He indicated that his interactions with GYIN Gambia availed him the limited opportunities in country, noting the network shares the latest opportunities especially from Youth Empowerment Project on their social media platforms.
Initially, he found it difficult to kick start his gardening activities, he said, divulging that lack of water and solid finance are huge challenges for him.
For the first two years of his project, he said he used to fetch water from a nearby well which was at least 100 meters away from his garden. He recounted also that the well was so deep that drawing water frequently from it was hectic.
It’s against this backdrop that the young Kartong horticulturist is appealing for support from philanthropists or those with the wherewithal’s, for the provision of a borehole or solar powered system, reasoning that because using generator also needs fuel and it’s expensive for him to sustain.
He spends 300 dalasis weekly on fuel alone.
The other pressing challenge he cited had to do with the monkey encroachment into his livelihood, saying monkeys usually invade his garden, eating most of his crops; however, he stationed some dogs at the garden to scare the monkeys away.
“I stationed these dogs here to prevent the monkeys from invading my farm,” asserted the young determined farmer in the Kombo South settlement of Kartong.
Juwara put on record that the D50,000 Mini-grant support he received from YEP, has enabled him to purchase water pipes and a generator, and he also dug a well and constructed a small borehole tower as he plans to expand the water distribution system in his farm.
On marketing, Juwara said he sells his garden produce to clients from his native village of Kartong and Brikama in the West Coast Region, explaining that people know him as a farmer and they usually buy products from him, daily.
In a period of two months, as disclosed by Juwara, he was able to make D25,000 from his horticulture section of the garden, from the sales of hot pepper.

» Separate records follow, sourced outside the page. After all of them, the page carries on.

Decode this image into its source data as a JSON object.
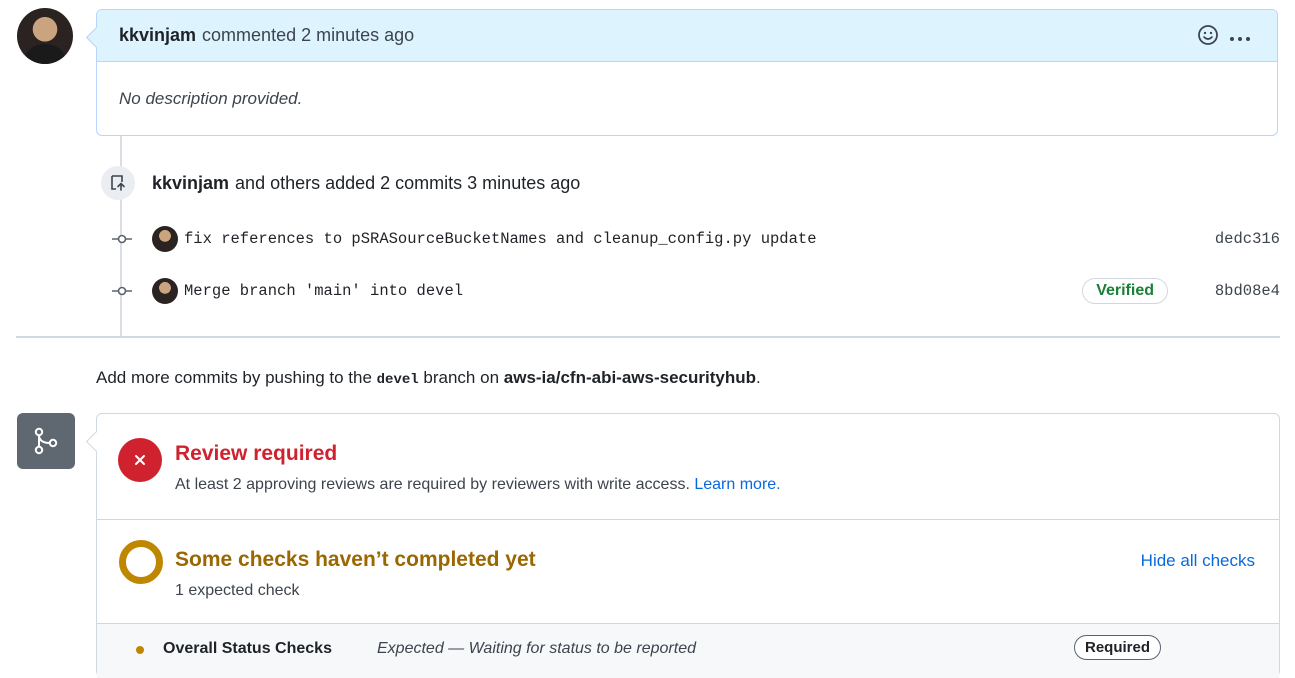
{
  "comment": {
    "author": "kkvinjam",
    "meta": "commented 2 minutes ago",
    "body": "No description provided.",
    "actions": {
      "emoji_icon": "smiley-icon",
      "more_icon": "kebab-horizontal-icon",
      "more_label": "···"
    }
  },
  "commits": {
    "author": "kkvinjam",
    "summary": "and others added 2 commits 3 minutes ago",
    "items": [
      {
        "message": "fix references to pSRASourceBucketNames and cleanup_config.py update",
        "sha": "dedc316",
        "verified": ""
      },
      {
        "message": "Merge branch 'main' into devel",
        "sha": "8bd08e4",
        "verified": "Verified"
      }
    ]
  },
  "push_note": {
    "prefix": "Add more commits by pushing to the",
    "branch": "devel",
    "middle": "branch on",
    "repo": "aws-ia/cfn-abi-aws-securityhub",
    "suffix": "."
  },
  "review": {
    "title": "Review required",
    "subtitle": "At least 2 approving reviews are required by reviewers with write access.",
    "link": "Learn more."
  },
  "checks": {
    "title": "Some checks haven’t completed yet",
    "subtitle": "1 expected check",
    "hide_link": "Hide all checks",
    "items": [
      {
        "name": "Overall Status Checks",
        "description": "Expected — Waiting for status to be reported",
        "badge": "Required"
      }
    ]
  },
  "colors": {
    "accent_blue": "#0969da",
    "danger_red": "#cf222e",
    "attention_yellow": "#bf8700",
    "success_green": "#1a7f37",
    "comment_header_bg": "#ddf4ff"
  }
}
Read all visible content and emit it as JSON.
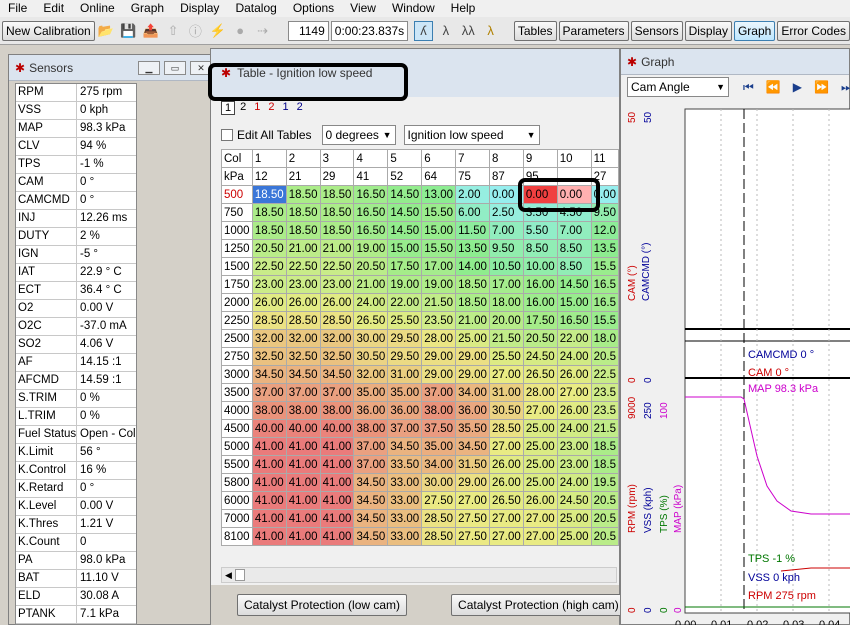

And, he believes he could make more than D50, 000 in six months.
He continued, “Recently, I harvested three baskets of hot pepper and each kilogram cost D300 or even D400 depending on the season of harvest.”
His advice to the young folk is to be proactive, echoing that no one would develop the country for them. Besides, he described GYIN Gambia as a “gateway to unlimited opportunities”,
Intimating that the network comes to expose youths, especially rural ones, to “limitless chances” in the Gambia. “GYIN Gambia is absolutely working-the-talk,” he opined.
Juwara’s garden has pawpaw, banana, mandarin, coconut seedlings, tomatoes and oranges, different varieties of peppers, and many more other seedlings and plants.
His wife also stated that agriculture is full of blessings and the opportunities are constant.
She pointed out that their “entire living” is from their garden.
To bring youth voices to the forefront of action and policy responses, the International Labour Organisation (ILO) and partners of the Global Initiative on Decent Jobs for Youth (DJY) are conducting a survey on the impact of the COVID-19 pandemic on youth and the world of work.
A staggering number of young Gambians have lost their lives while trying to reach to Europe and other parts of the world through a gamble with life on the highseas.
The International Labour Organisation (ILO) has implemented the project “Employment Creation for Youth to Build Sustainable Peace in The Gambia” financed by the Government of Japan, and completed its two major components.